Thursday November 23, 2006
By David Eames

Auckland Mayor Dick Hubbard is not sure what passed for opinion polls in days gone by, but he is confident that, had they existed, a number of the world's greatest public works would never have been built.

"History shows us very clearly that with polls, most of the major infrastructure would not occur ... on a poll basis, Paris would not have an Eiffel Tower, Sydney no Opera House and Auckland no Grafton Bridge."

A Herald-DigiPoll survey showing 50 per cent of respondents favoured a redeveloped Eden Park over a waterfront stadium did not trouble Mr Hubbard, who yesterday said there had been "inconsistent pictures" drawn throughout the stadium debate.

He said a poll of 751 was a "relatively small sample for an issue such as this", and a DigiPoll was but one of "15 to 20 significant items" to examine when deciding on a stadium.

"I certainly haven't seen anything to cause me to change my mind."

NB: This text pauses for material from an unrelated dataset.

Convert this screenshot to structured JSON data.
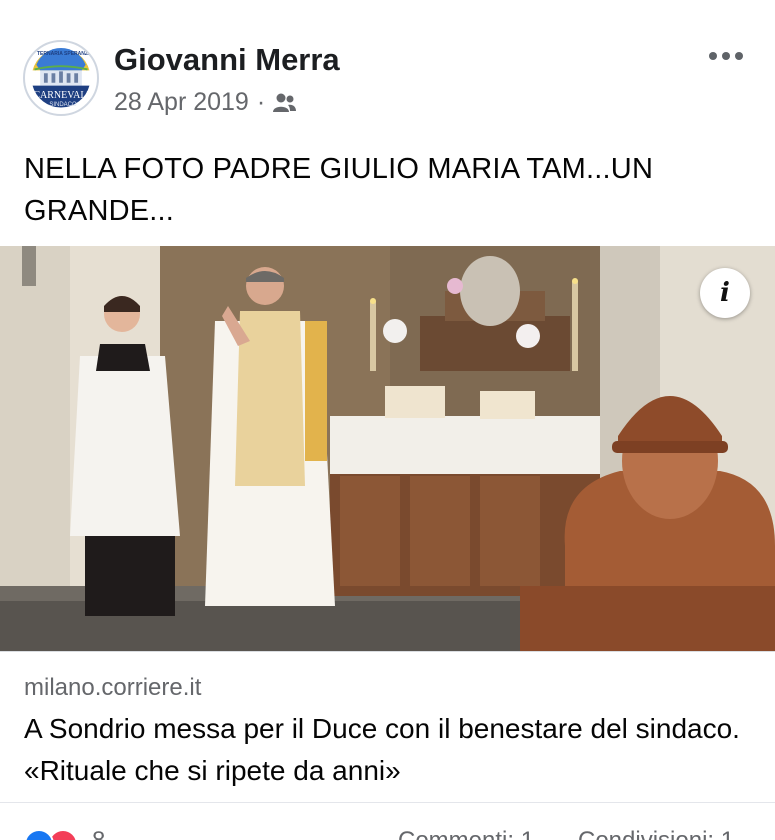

In a choice of venues, a waterfront stadium came third in the list of preferred options with 21.8 per cent, pipped by Eden Park on 31.1 per cent and North Harbour Stadium on 23.1 per cent.

Mr Hubbard was also not surprised by public opposition to bed taxes and departure charges, but warned they could be necessary to fund either a waterfront stadium or Eden Park.

"No one votes for a tax increase ... whatever the cause."

Sports Minister Trevor Mallard was also unmoved by the Herald-DigiPoll. Mr Mallard is out of the country, but in a prepared response from Los Angeles he said: "Polls have been wildly fluctuating since the debate began with online polls showing waterfront ahead, in contrast to television pay-for-vote polls, and they have also moved as more information has come out about the options.

"I am hopeful that the city and regional councillors can make informed decisions on their preferred choice, based on the information and briefings they have received over the last two weeks."

But Eden Park Development Committee chairman Rob Fisher was last night "very pleased" with the Herald-DigiPoll survey results, which he said were consistent with other polls running since the announcement of the waterfront proposal on November 10.

Mr Fisher said he was not surprised by North Harbour Stadium's popularity as a site option, but believed the Government would be guilty of a "complete about-face" if it became a serious contender.